I think my early success with casting and pressing using the Form1 resin was luck, based on having a large pattern with no intricate lobes (like prongs and settings on a ring) and oriented in such a way that the residue ash fell out of the investment through the sprue prior to casting.
An ash-free resin is what’s needed. A different investment will not help this situation.
A little reverse engineering would likely expose whatever they’re up to. Watching current in to the laser would tell if they’re actually controlling power going to it in with anything other than “on/off” or not. Limiting current in to the laser would be relatively easy, so a control that results in “less than 100%” output to the laser is relatively simple.
There’s a few unknowns (but again, with their architecture they can’t really *hide* anything since it ultimately goes to the laser and galvos) as to how it actually operates-- I would suspect that it would all come down to “energy per unit area”. In theory you could:

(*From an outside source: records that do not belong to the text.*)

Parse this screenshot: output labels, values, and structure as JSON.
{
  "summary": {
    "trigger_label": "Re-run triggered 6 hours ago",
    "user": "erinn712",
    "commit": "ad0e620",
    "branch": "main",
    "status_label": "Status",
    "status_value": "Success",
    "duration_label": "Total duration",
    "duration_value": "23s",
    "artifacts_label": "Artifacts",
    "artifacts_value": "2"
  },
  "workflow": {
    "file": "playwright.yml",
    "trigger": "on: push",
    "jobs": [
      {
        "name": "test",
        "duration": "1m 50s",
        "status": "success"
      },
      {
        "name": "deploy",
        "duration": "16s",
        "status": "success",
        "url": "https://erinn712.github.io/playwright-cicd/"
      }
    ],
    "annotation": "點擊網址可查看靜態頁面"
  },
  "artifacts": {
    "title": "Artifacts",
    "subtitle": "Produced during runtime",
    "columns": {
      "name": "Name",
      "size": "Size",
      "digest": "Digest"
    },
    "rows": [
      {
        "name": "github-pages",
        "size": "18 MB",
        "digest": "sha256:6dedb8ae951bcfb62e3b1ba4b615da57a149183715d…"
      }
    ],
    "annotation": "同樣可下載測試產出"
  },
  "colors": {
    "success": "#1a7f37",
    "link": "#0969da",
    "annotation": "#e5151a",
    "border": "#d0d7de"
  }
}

* have a fixed laser output power and a fixed drawing speed and draw the same pattern multiple times for longer curing
* have a variable laser output and fixed drawing speed and draw the pattern the same number of times but with different power settings for different thicknesses
* have a fixed laser power and draw the same pattern, but do it with a variable drawing speed/slew rate (faster or slower beam movement) resulting in more or less energy going in
* any other combination or permutation of the above
A hour with an oscilloscope would answer those questions. I’m probably about out of warranty before too many more weeks here.
I suppose another approach would be to stick a USB analyzer on the bus and download the smallest possible job at each of the different material/thickness settings and see what differs and if there’s some sort of ‘cure profile’ data that goes by in the clear.
Hey guys. Just came up with a cool idea. Not sure if it’s going to work, but we will know in a couple of hours.
I duplicated the stl file inside PreForm and overlapped it on top of each other. Hopefully this will double the curing time for the print. Unless the printer cancels out the duplicate overlap areas this should result in double the curing time. You can see that the laser paths have doubled using the slice view slider, so in theory it should work.
I am printing using the B9 cherry resin alone. The first time it didn’t even cure properly and the model failed half-way, resulting in a jelly-like flexible print. So if it’s anything better than that this time, we know this method works.
Fantastic idea, Monger! Was it difficult to precisely align the two stl files?
Well if it is successful, keep the software in case Form1 fixes the “bug” in the future lol!
By the way how to make sure they overlap each other when an object is oriented?
The experiment was a success, but the print was not. Overlapping the models does double the laser curing time. Before the cherry resin alone would not print at all and would fail half way, resulting in a very soft jelly like print. Now the model printed all the way and looked like what the b9 red print looked like. Still bumpy and grainy surfaces.
I imagine overlapping the model 3 or 4 times may yield better results, but I may try that later.
I am now trying the same technique on a 50/50 mix of cherry red and regular red. People are having the best success printing using this formula on the b9 forums, so might as well.
I have not tried the overlapping technique on my 50/50 (form1 grey and b9 cherry) mix. But I imagine it may result in crispy sharp prints